by Jordan Simon | Shadow and Act
With Halloween approaching, now is a great time to remind what kinds of costumes are inappropriate and downright unacceptable. In the words of Dear White People‘s Sam Logan, a list of acceptable costumes includes “pirates, nurses and any of our first 43 presidents.” Among the list of unacceptable costumes includes Nazis, Ku Klux Klan and, of course, the cardinal sin of Halloween costumes: blackface. For those who are open-minded enough and committed to understanding blackface’s abhorrent history on stage and film, here is a crash course:
Blackface minstrelsy was a practice that involved shows performed by Caucasian actors who donned black paint to portray Black people. It is regarded by many to be the first form of theatrical entertainment that originated in America. The reason why it is considered problematic and downright racist is that these shows falsely and egregiously characterized Black people as buffoonish. In other words, Caucasian actors impersonating how they believe Black people speak and behave, all derived from their internalized racist biases.
Blackface minstrel shows were developed in the 19th century and experienced popularity during the 1830s. Their origins on stage would eventually carry over into film, with the first notable example of blackface appearing in D.W. Griffith ‘s racist motion picture The Birth of a Nation. The silent epic, released in 1915, is infamous for its depictions of its Black characters (white men in blackface) and its depiction of the Ku Klux Klan, who were portrayed as the film’s protagonists. More than a decade later, the musical The Jazz Singer showcased actor Al Jolson, who dons blackface in a quest to fulfill his dreams of becoming a jazz singer. In the decades that followed, we would see more examples of blackface in films such as Breakfast at Tiffany’s to even more recent cases such as Trading Places, Soul Man and Tropic Thunder.
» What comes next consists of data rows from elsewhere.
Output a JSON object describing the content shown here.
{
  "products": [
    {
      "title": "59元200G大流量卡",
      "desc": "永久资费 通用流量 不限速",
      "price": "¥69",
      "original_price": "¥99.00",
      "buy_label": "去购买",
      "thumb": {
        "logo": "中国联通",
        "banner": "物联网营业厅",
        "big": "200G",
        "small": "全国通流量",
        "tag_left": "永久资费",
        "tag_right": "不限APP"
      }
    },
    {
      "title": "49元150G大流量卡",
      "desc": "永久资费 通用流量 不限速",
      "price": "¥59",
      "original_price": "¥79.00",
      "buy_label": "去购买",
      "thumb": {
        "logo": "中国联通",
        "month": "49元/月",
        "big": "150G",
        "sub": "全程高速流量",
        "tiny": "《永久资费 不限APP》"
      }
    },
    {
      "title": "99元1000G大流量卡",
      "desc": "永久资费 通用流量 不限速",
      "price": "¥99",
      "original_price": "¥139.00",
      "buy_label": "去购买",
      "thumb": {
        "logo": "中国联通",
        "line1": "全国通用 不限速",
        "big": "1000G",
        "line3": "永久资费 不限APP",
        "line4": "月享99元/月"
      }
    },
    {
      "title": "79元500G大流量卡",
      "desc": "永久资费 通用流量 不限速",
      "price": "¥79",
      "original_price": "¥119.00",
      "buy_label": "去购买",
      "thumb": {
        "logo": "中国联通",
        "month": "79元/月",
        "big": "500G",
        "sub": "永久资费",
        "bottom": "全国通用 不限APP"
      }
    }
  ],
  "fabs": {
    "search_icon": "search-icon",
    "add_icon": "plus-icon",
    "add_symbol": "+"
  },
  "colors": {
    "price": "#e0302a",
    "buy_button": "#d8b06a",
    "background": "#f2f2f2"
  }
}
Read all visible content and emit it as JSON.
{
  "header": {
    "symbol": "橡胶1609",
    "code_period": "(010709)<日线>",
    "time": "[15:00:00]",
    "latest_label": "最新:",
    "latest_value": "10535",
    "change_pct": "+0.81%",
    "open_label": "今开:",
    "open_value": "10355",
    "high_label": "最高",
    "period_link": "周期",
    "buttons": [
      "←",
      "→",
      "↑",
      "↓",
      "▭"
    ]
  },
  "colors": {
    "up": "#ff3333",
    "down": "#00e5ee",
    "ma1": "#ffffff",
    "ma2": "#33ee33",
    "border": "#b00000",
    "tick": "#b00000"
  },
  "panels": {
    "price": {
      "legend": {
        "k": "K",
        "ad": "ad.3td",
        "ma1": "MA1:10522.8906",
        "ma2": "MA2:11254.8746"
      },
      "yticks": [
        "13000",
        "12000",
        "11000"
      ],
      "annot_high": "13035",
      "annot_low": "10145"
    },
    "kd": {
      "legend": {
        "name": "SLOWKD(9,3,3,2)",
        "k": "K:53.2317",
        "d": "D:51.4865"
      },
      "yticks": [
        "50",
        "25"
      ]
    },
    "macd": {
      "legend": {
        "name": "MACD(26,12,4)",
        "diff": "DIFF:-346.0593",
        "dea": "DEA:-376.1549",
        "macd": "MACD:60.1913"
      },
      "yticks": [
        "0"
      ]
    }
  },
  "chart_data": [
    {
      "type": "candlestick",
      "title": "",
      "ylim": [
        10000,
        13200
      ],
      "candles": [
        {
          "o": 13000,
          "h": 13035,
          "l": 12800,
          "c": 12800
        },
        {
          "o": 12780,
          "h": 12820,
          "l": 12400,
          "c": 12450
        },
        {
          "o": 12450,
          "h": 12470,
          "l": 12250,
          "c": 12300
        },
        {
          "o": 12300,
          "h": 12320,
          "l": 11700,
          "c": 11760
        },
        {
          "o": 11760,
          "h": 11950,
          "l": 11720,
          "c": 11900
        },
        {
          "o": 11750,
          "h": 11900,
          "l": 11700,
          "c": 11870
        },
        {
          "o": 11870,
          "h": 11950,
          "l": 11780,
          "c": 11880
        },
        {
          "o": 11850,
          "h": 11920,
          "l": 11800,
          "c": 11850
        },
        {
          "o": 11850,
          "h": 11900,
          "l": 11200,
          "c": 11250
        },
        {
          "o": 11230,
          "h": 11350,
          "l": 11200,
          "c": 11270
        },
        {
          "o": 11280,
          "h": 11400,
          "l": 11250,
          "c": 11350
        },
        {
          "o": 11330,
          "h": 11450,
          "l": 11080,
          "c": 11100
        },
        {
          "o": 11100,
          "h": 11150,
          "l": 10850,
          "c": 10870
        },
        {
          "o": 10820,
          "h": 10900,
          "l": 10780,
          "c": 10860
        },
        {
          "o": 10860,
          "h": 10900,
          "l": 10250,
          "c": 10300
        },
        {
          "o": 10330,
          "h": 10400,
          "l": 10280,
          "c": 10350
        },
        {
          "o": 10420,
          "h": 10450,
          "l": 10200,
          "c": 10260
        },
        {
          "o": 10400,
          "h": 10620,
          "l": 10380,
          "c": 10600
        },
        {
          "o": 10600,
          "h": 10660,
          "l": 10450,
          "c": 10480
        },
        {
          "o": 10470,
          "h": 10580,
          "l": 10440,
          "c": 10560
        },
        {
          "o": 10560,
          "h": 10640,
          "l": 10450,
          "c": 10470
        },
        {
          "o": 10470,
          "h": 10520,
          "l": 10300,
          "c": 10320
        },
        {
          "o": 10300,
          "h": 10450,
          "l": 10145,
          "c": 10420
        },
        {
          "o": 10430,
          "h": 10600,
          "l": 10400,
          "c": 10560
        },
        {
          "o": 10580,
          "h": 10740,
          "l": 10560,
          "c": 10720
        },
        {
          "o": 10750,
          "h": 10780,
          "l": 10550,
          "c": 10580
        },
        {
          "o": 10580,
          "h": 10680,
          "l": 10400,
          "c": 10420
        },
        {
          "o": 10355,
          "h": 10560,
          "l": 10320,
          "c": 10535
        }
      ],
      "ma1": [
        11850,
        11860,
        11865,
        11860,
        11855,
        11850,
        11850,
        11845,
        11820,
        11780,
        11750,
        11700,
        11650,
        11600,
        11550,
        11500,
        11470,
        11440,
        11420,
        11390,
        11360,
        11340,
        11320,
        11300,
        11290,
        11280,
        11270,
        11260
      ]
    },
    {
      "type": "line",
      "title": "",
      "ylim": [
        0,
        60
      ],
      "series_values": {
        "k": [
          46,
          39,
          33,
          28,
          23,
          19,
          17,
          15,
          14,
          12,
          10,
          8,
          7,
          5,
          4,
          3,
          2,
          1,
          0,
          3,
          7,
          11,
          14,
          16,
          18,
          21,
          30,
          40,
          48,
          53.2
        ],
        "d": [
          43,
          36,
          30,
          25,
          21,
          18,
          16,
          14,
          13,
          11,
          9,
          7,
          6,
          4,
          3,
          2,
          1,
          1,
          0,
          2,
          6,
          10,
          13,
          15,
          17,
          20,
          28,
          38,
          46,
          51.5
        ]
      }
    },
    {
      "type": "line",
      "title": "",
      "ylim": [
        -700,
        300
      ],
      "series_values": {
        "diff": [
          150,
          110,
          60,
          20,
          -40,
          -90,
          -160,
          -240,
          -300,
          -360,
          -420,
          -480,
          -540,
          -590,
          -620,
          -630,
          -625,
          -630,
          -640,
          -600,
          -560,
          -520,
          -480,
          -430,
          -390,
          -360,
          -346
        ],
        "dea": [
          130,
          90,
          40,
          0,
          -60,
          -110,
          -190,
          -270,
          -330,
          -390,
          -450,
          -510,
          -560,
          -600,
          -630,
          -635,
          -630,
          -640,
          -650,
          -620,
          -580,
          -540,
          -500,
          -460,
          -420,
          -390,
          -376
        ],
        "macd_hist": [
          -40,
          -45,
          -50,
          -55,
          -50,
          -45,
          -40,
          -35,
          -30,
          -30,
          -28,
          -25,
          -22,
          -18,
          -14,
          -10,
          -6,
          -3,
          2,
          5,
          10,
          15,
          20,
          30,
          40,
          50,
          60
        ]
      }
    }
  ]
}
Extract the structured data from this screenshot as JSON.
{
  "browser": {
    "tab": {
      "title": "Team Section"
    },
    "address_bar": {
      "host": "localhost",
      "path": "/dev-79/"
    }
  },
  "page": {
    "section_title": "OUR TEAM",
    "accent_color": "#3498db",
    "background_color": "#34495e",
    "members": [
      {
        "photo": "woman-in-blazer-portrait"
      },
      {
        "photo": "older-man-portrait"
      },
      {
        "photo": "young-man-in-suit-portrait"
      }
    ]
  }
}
An egregious and recent example of blackface took place in 2012 when Zoe Saldana was tapped to play soul singer Nina Simone in a musical biopic. The casting drew justifiable backlash in large part because many felt the role of Simone, who was a dark-skinned African American woman, should have been given to a dark-skinned African American actress. Photos eventually surfaced of Saldana, an Afro-Latina woman with a fair-skinned complexion, donning Blackface and facial prosthetics. Blackface not only perpetuates the gross practice of depicting Black people as caricatures but, in Saldana’s case, the erasure or invisibility of darker skinned Black individuals.